Present the data once more in exactly its original form.

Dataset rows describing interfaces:
━━━━━━━━━━━━━━━━━━━━

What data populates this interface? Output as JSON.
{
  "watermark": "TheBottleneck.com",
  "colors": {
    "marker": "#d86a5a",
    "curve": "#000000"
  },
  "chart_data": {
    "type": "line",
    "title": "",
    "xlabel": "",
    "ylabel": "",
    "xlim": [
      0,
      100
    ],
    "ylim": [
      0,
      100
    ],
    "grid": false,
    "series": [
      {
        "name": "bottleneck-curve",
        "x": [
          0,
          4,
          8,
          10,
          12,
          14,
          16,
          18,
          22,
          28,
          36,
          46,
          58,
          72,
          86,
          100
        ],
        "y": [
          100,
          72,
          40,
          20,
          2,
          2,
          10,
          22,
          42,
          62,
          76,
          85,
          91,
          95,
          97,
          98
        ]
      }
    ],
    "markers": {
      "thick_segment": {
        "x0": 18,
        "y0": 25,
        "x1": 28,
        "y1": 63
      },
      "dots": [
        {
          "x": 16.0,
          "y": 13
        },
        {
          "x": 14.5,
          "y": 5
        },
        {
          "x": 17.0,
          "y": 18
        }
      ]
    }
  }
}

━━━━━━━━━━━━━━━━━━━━

▶ _Solution for this problem_
What data populates this interface? Output as JSON.
{
  "watermark": "TheBottleneck.com",
  "colors": {
    "marker": "#d86a5a",
    "curve": "#000000"
  },
  "chart_data": {
    "type": "line",
    "title": "",
    "xlabel": "",
    "ylabel": "",
    "xlim": [
      0,
      100
    ],
    "ylim": [
      0,
      100
    ],
    "grid": false,
    "series": [
      {
        "name": "bottleneck-curve",
        "x": [
          0,
          4,
          8,
          10,
          12,
          14,
          16,
          18,
          22,
          28,
          36,
          46,
          58,
          72,
          86,
          100
        ],
        "y": [
          100,
          72,
          40,
          20,
          2,
          2,
          10,
          22,
          42,
          62,
          76,
          85,
          91,
          95,
          97,
          98
        ]
      }
    ],
    "markers": {
      "thick_segment": {
        "x0": 18,
        "y0": 25,
        "x1": 28,
        "y1": 63
      },
      "dots": [
        {
          "x": 16.0,
          "y": 13
        },
        {
          "x": 14.5,
          "y": 5
        },
        {
          "x": 17.0,
          "y": 18
        }
      ]
    }
  }
}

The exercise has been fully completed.